Drug manufacturers and their squadron of lobbyists surely would put up a fight, said Dave Lacknauth, who oversees pharmacy services for Broward Health, the five-hospital system, which serves the northern two-thirds of Broward County.
“Attacking drug costs is critical and important,” he said. “But the biggest pushback may be the drug manufacturers because it takes away from their profits. They have a lot of lobbyists and folks that will stand up for rules and regulations to support their business.”
A drug-importation program should require prescriptions from licensed Florida physicians that get filled at Canadian pharmacies registered with the Board of Pharmacy in Florida.
Lippman said some services, which he described as “not very large,” have offered drugs imported from Canada to South Florida and promise lower prices.
Ideally, Lippman said, there would be a better way to get lower drug prices without having to import medication from Canada.
“I would much prefer for our free enterprise system here in the United States to be able to negotiate drug prices with the manufacturers that own the products which are being dispensed in Canada rather than having to impugn the integrity of our distribution system by having to say I have to buy it from another country,” he said. “It’s really always baffled me as to why we have our military negotiate with the drug manufacturers for lower prices than are available to the general public.”
DeSantis said the changes he is proposing would also help reduce the amount of money the state spends on drugs for prisoners.

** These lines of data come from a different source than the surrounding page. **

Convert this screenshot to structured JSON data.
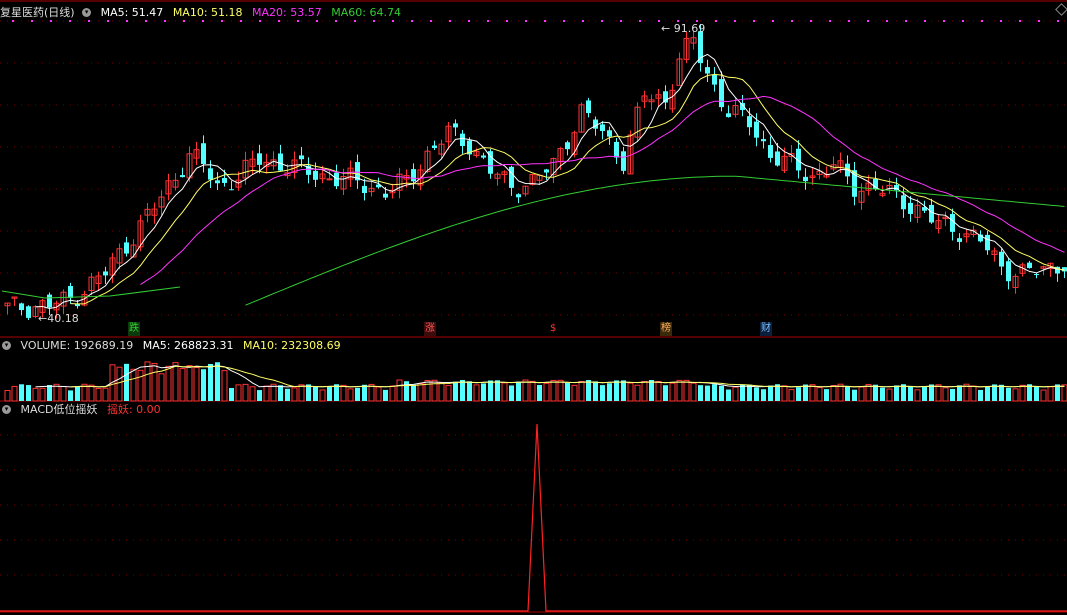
{
  "window": {
    "stock_name": "复星医药(日线)",
    "ma": [
      {
        "label": "MA5: 51.47",
        "color": "#ffffff"
      },
      {
        "label": "MA10: 51.18",
        "color": "#ffff66"
      },
      {
        "label": "MA20: 53.57",
        "color": "#ff33ff"
      },
      {
        "label": "MA60: 64.74",
        "color": "#33cc33"
      }
    ]
  },
  "price_panel": {
    "high_label": "91.69",
    "low_label": "40.18",
    "events": [
      {
        "text": "跌",
        "color": "#33cc33",
        "bg": "#114411"
      },
      {
        "text": "涨",
        "color": "#ff5555",
        "bg": "#441111"
      },
      {
        "text": "$",
        "color": "#ff3333",
        "bg": "#000000"
      },
      {
        "text": "榜",
        "color": "#ffaa55",
        "bg": "#443311"
      },
      {
        "text": "财",
        "color": "#55aaff",
        "bg": "#112244"
      }
    ]
  },
  "volume_panel": {
    "label": "VOLUME: 192689.19",
    "ma5": "MA5: 268823.31",
    "ma10": "MA10: 232308.69"
  },
  "macd_panel": {
    "label": "MACD低位摇妖",
    "value": "摇妖: 0.00"
  },
  "colors": {
    "up": "#ff3333",
    "down": "#54ffff",
    "grid": "#7a0000",
    "ma5": "#ffffff",
    "ma10": "#ffff66",
    "ma20": "#ff33ff",
    "ma60": "#33cc33",
    "vol_ma5": "#ffffff",
    "vol_ma10": "#ffff66",
    "macd": "#ff2222"
  }
}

A federal judge in November ordered the Florida Department of Corrections to begin treating all prison inmates who test positive for hepatitis C virus with next-generation medications.
It’s estimated that between 20 to 40 percent of the 100,000 people in Florida state prisons have the hepatitis C virus. Treatment can cost $20,000.
The governor was accompanied in The Villages by House Speaker Jose Oliva, R-Miami Lakes, and Agency for Health Care Administration Secretary Mary Mayhew.
Oliva has made lowering health-care costs a top priority for the next two years. He has taken aim at Florida hospitals for being the primary drivers of increased costs and has pushed to eliminate regulations that he says give hospitals an unfair advantage over other health-care facilities, such as ambulatory surgical centers.
“There are tremendous efforts on behalf of interest groups to keep things as they are,” Oliva said. “And it takes the courage of the people that you all send up to Tallahassee to make a difference. So I can finally say, ‘We are all here and we’re going to make a difference.’ ”
Staff writers Anthony Man and Tonya Alanez contributed to this report, which was supplemented by information from the Associated Press.